Look through the lines below and extract each one that contains "your".

* **Dataset rows for apps and sites**

- Opening Delimiter -

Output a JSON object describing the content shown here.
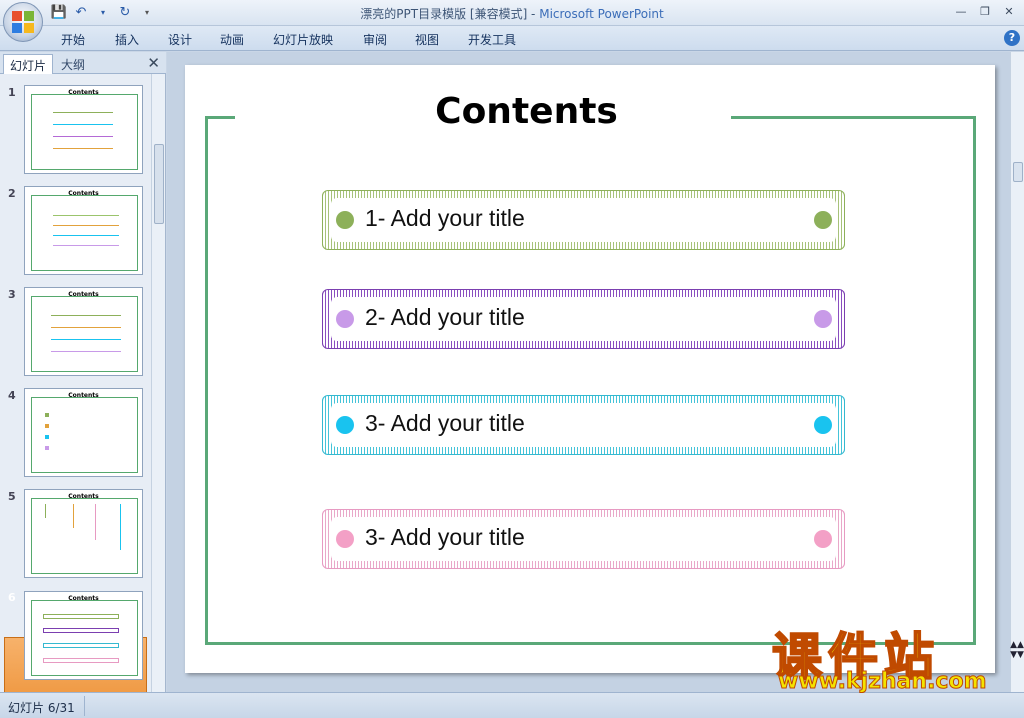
{
  "window": {
    "title_doc": "漂亮的PPT目录模版 [兼容模式] - ",
    "title_app": "Microsoft PowerPoint"
  },
  "menu": [
    "开始",
    "插入",
    "设计",
    "动画",
    "幻灯片放映",
    "审阅",
    "视图",
    "开发工具"
  ],
  "pane": {
    "tab_slides": "幻灯片",
    "tab_outline": "大纲"
  },
  "thumbnails": [
    {
      "num": "1",
      "title": "Contents"
    },
    {
      "num": "2",
      "title": "Contents"
    },
    {
      "num": "3",
      "title": "Contents"
    },
    {
      "num": "4",
      "title": "Contents"
    },
    {
      "num": "5",
      "title": "Contents"
    },
    {
      "num": "6",
      "title": "Contents"
    }
  ],
  "slide": {
    "title": "Contents",
    "items": [
      {
        "label": "1- Add your title",
        "color": "#8db05a",
        "stripe": "#a7c27a",
        "dot": "#8db05a"
      },
      {
        "label": "2- Add your title",
        "color": "#7b3fb0",
        "stripe": "#8a4ec0",
        "dot": "#c89ae8"
      },
      {
        "label": "3- Add your title",
        "color": "#35b9d0",
        "stripe": "#45c4d9",
        "dot": "#19c3ef"
      },
      {
        "label": "3- Add your title",
        "color": "#e79ac2",
        "stripe": "#e9a8c9",
        "dot": "#f3a0c6"
      }
    ]
  },
  "status": {
    "slide_info": "幻灯片 6/31"
  },
  "watermark": {
    "cn": "课件站",
    "url": "www.kjzhan.com"
  },
  "colors": {
    "frame": "#5aa878",
    "selected_thumb": "#ea8a2b"
  }
}
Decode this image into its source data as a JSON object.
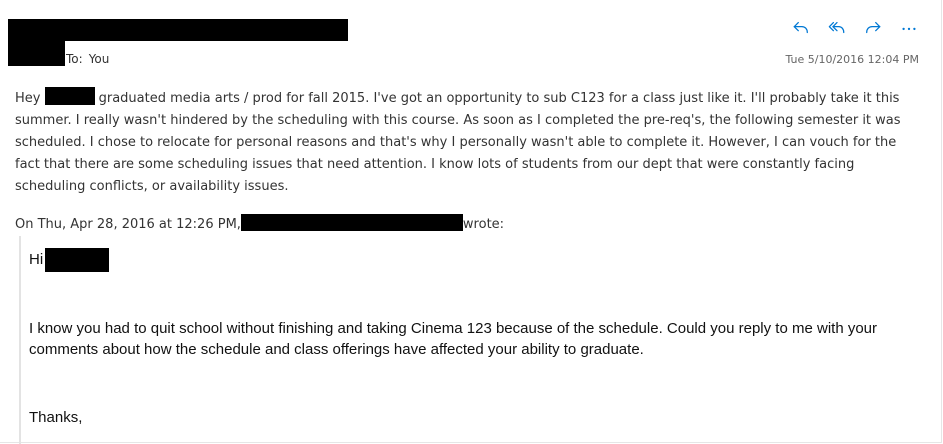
{
  "header": {
    "to_label": "To:",
    "recipient": "You",
    "timestamp": "Tue 5/10/2016 12:04 PM",
    "actions": [
      {
        "name": "reply",
        "icon": "reply-icon"
      },
      {
        "name": "reply-all",
        "icon": "reply-all-icon"
      },
      {
        "name": "forward",
        "icon": "forward-icon"
      },
      {
        "name": "more",
        "icon": "more-icon"
      }
    ]
  },
  "message": {
    "greeting": "Hey",
    "body_after_name": "graduated media arts / prod for fall 2015. I've got an opportunity to sub C123 for a class just like it. I'll probably take it this summer. I really wasn't hindered by the scheduling with this course. As soon as I completed the pre-req's, the following semester it was scheduled. I chose to relocate for personal reasons and that's why I personally wasn't able to complete it. However, I can vouch for the fact that there are some scheduling issues that need attention. I know lots of students from our dept that were constantly facing scheduling conflicts, or availability issues."
  },
  "quoted": {
    "header_prefix": "On Thu, Apr 28, 2016 at 12:26 PM,",
    "header_suffix": "wrote:",
    "greeting": "Hi",
    "paragraph": "I know you had to quit school without finishing and taking Cinema 123 because of the schedule.  Could you reply to me with your comments about how the schedule and class offerings have affected your ability to graduate.",
    "signoff": "Thanks,"
  },
  "colors": {
    "accent": "#0078d4",
    "text": "#333333",
    "quote_bar": "#e3e3e3",
    "redaction": "#000000"
  }
}
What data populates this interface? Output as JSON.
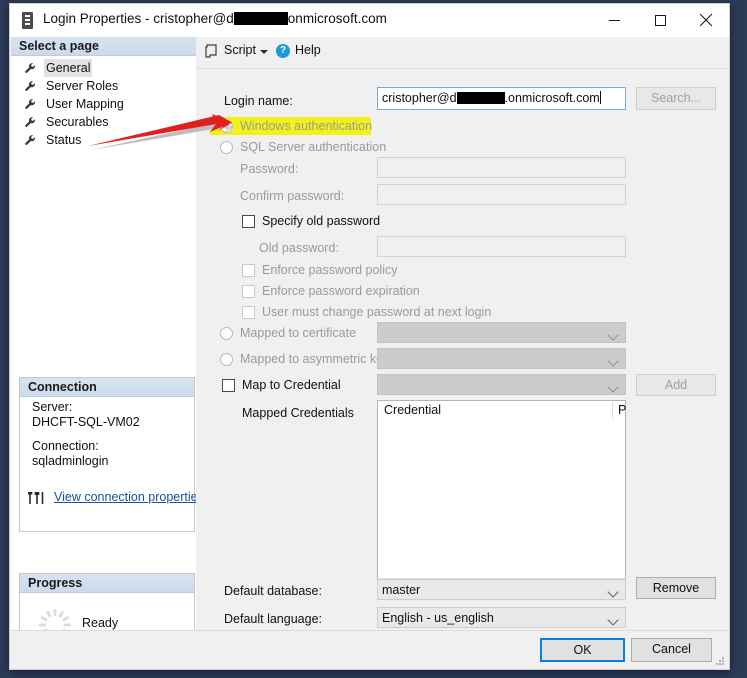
{
  "window": {
    "title_prefix": "Login Properties - cristopher@d",
    "title_suffix": "onmicrosoft.com",
    "icon": "server-icon",
    "minimize_label": "Minimize",
    "maximize_label": "Maximize",
    "close_label": "Close"
  },
  "sidebar": {
    "header": "Select a page",
    "items": [
      {
        "label": "General",
        "selected": true
      },
      {
        "label": "Server Roles",
        "selected": false
      },
      {
        "label": "User Mapping",
        "selected": false
      },
      {
        "label": "Securables",
        "selected": false
      },
      {
        "label": "Status",
        "selected": false
      }
    ],
    "connection": {
      "header": "Connection",
      "server_label": "Server:",
      "server_value": "DHCFT-SQL-VM02",
      "connection_label": "Connection:",
      "connection_value": "sqladminlogin",
      "link": "View connection properties"
    },
    "progress": {
      "header": "Progress",
      "status": "Ready"
    }
  },
  "toolbar": {
    "script_label": "Script",
    "script_caret": "chevron-down-icon",
    "help_label": "Help",
    "help_glyph": "?"
  },
  "form": {
    "login_name_label": "Login name:",
    "login_name_value_prefix": "cristopher@d",
    "login_name_value_suffix": ".onmicrosoft.com",
    "search_button": "Search...",
    "windows_auth": "Windows authentication",
    "sql_auth": "SQL Server authentication",
    "password_label": "Password:",
    "confirm_password_label": "Confirm password:",
    "specify_old_password": "Specify old password",
    "old_password_label": "Old password:",
    "enforce_password_policy": "Enforce password policy",
    "enforce_password_expiration": "Enforce password expiration",
    "must_change_password": "User must change password at next login",
    "mapped_to_certificate": "Mapped to certificate",
    "mapped_to_asymmetric_key": "Mapped to asymmetric key",
    "map_to_credential": "Map to Credential",
    "add_button": "Add",
    "mapped_credentials_label": "Mapped Credentials",
    "credentials_col1": "Credential",
    "credentials_col2": "P",
    "remove_button": "Remove",
    "default_database_label": "Default database:",
    "default_database_value": "master",
    "default_language_label": "Default language:",
    "default_language_value": "English - us_english"
  },
  "footer": {
    "ok_button": "OK",
    "cancel_button": "Cancel"
  },
  "annotation": {
    "arrow": "red-arrow-pointing-right",
    "highlight_color": "#f2f21b",
    "arrow_color": "#e02020"
  }
}
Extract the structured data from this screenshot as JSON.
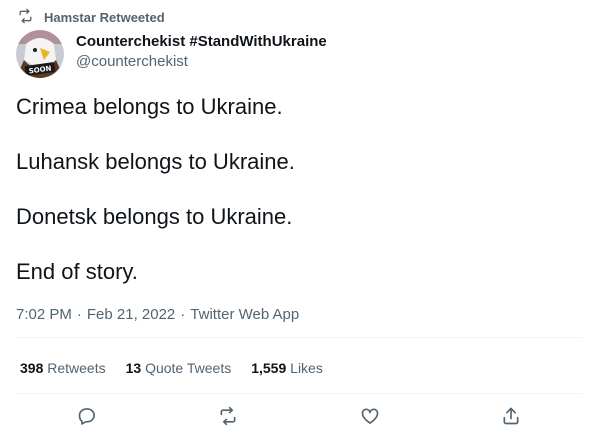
{
  "social_context": {
    "text": "Hamstar Retweeted",
    "icon": "retweet-icon"
  },
  "author": {
    "display_name": "Counterchekist #StandWithUkraine",
    "handle": "@counterchekist",
    "avatar_label": "SOON"
  },
  "tweet": {
    "lines": [
      "Crimea belongs to Ukraine.",
      "Luhansk belongs to Ukraine.",
      "Donetsk belongs to Ukraine.",
      "End of story."
    ]
  },
  "meta": {
    "time": "7:02 PM",
    "date": "Feb 21, 2022",
    "source": "Twitter Web App",
    "separator": "·"
  },
  "stats": {
    "retweets_count": "398",
    "retweets_label": "Retweets",
    "quotes_count": "13",
    "quotes_label": "Quote Tweets",
    "likes_count": "1,559",
    "likes_label": "Likes"
  },
  "actions": [
    "reply-icon",
    "retweet-icon",
    "like-icon",
    "share-icon"
  ],
  "colors": {
    "text_primary": "#0f1419",
    "text_secondary": "#536471",
    "divider": "#eff3f4"
  }
}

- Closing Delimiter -

* **Output for this task**
        "label": "1- Add your title",
        "label": "2- Add your title",
        "label": "3- Add your title",
        "label": "3- Add your title",
    "paragraph": "I know you had to quit school without finishing and taking Cinema 123 because of the schedule.  Could you reply to me with your comments about how the schedule and class offerings have affected your ability to graduate.",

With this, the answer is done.